He first mentioned the relatively small sample size when breaking down the survey's respondents into the three categories (small, mid-sized and big sponsors), but also graciously contributed the following hypothesis, and a few other indications of relative outsourcing-services decline.
“The decrease in outsourcing is something that we find to be interesting as well,” Eggert says. “We hypothesize this shift illustrates that some sponsor organizations have manufacturing facilities under construction and plan to manufacture a proportion of their therapies in house once those facilities are up and running.”
“This theory is supported by later findings in the Proportion of Work Outsourced: Current and Five Years from Now section of the report. According to our research participants, the average proportion of cell and gene manufacturing activities outsourced to CDMOs actually drops from 64% at present, to a predicted 49% five years from now.
“Another finding shows the average number of CDMOs used to meet sponsors’ cell and gene needs is expected to grow from 2.8 currently to 3.6 in the future, according to respondents. This potentially shows that sponsor organizations will continue to use more CDMOs on average to meet their cell and gene needs, but as their portfolio grows, they will no longer be outsourcing 100% of manufacturing for all of the therapies in their pipelines and portfolios.”
He then cautiously adds:
“In terms of CMC and Analytical Development, given the small differences between the topline numbers (Analytical Development drops from 46% to 45%, and CMC falls from 42% to 39%) we avoided drawing any conclusions there.”
As to Eggert’s ending caution regarding analytical development and CMC-related outsourcing, I’d suggest we do, however, keep a very watchful eye here. Indications of less outsourcing in these areas in future surveys could serve as a bellwether to a more widespread slowdown.
Why is that?
I’m told continuously by outsourcing executives the need for CMC assistance is more critical today than ever, as well as for CDMOs to hire more analytical specialists. Analytical particularly seems to habitually top the list of “needs at CDMOs” for bio/pharma professionals.
Still, Eggert’s warning to remain cautious in drawing strong conclusions from these slight changes – expected over five years – is well taken.
Maybe all we have here is something akin to … saturation.
Can’t Top 100%

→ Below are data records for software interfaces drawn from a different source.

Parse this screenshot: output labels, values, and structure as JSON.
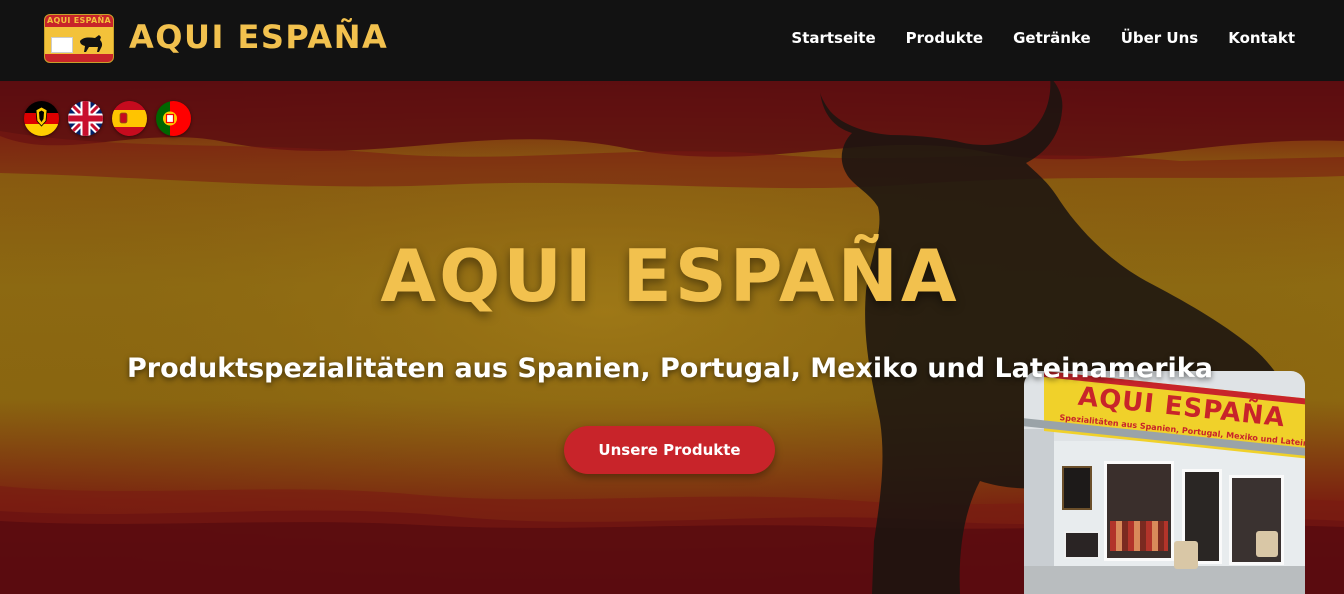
{
  "header": {
    "brand": "AQUI ESPAÑA",
    "logo_text": "AQUI ESPAÑA",
    "nav": [
      {
        "label": "Startseite"
      },
      {
        "label": "Produkte"
      },
      {
        "label": "Getränke"
      },
      {
        "label": "Über Uns"
      },
      {
        "label": "Kontakt"
      }
    ]
  },
  "languages": [
    {
      "code": "de",
      "icon": "germany-flag-icon"
    },
    {
      "code": "en",
      "icon": "uk-flag-icon"
    },
    {
      "code": "es",
      "icon": "spain-flag-icon"
    },
    {
      "code": "pt",
      "icon": "portugal-flag-icon"
    }
  ],
  "hero": {
    "title": "AQUI ESPAÑA",
    "subtitle": "Produktspezialitäten aus Spanien, Portugal, Mexiko und Lateinamerika",
    "cta_label": "Unsere Produkte"
  },
  "storefront": {
    "sign_title": "AQUI ESPAÑA",
    "sign_subtitle": "Spezialitäten aus Spanien, Portugal, Mexiko und Lateinamerika"
  },
  "colors": {
    "brand_yellow": "#f2c14e",
    "accent_red": "#c8242a",
    "header_bg": "#121212"
  }
}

One definition of saturation is the state or process that occurs when no more of something can be absorbed, combined with, or added.
Perhaps drug and therapy sponsors simply can’t outsource more than they do now.
From the report, in the section titled Proportion of Work Outsourced: Current and Five Years from Now:
“Two-fifths of respondents (40%) currently outsource 91-100% of their cell and/or gene manufacturing activities. That number is predicted to drop off substantially 5 years from now, with only 14% of respondents indicating they will outsource 91-100% of cell and/or gene manufacturing in the future.
That shift is also borne out in the averages. As reported, currently respondents outsource an average of 64% of their cell and gene activities, but anticipate that average dipping to 49% in 5 years.
"Given the growth in this space, this finding may show that companies are investing to expand their own internal manufacturing capabilities; potentially to support a therapy when/if it advances through clinical development and proceeds to commercialization.” (italic emphasis mine)
Thinking from the CDMO perspective, and the potential growth of our outsourcing infrastructure, this narrative suggests a need for some – as of yet undefined – adjustments.
Broadening our perspective, economic conditions in the U.S. and elsewhere (high inflation; an expected slowdown or worse this year; cautious investors) might not bode well for the bio/pharma industry as a whole.
But five years is a long time in forecasting economic conditions, or even one’s own corporate strategy.
Indicators of small movements might just be the natural and less consequential ebb-and-flow of business and markets, and science and technology.
Or they might inform us of the start of something more monumental.
As cautioned by ISR report author Eggert, let’s wait for a bit more data to tell us which.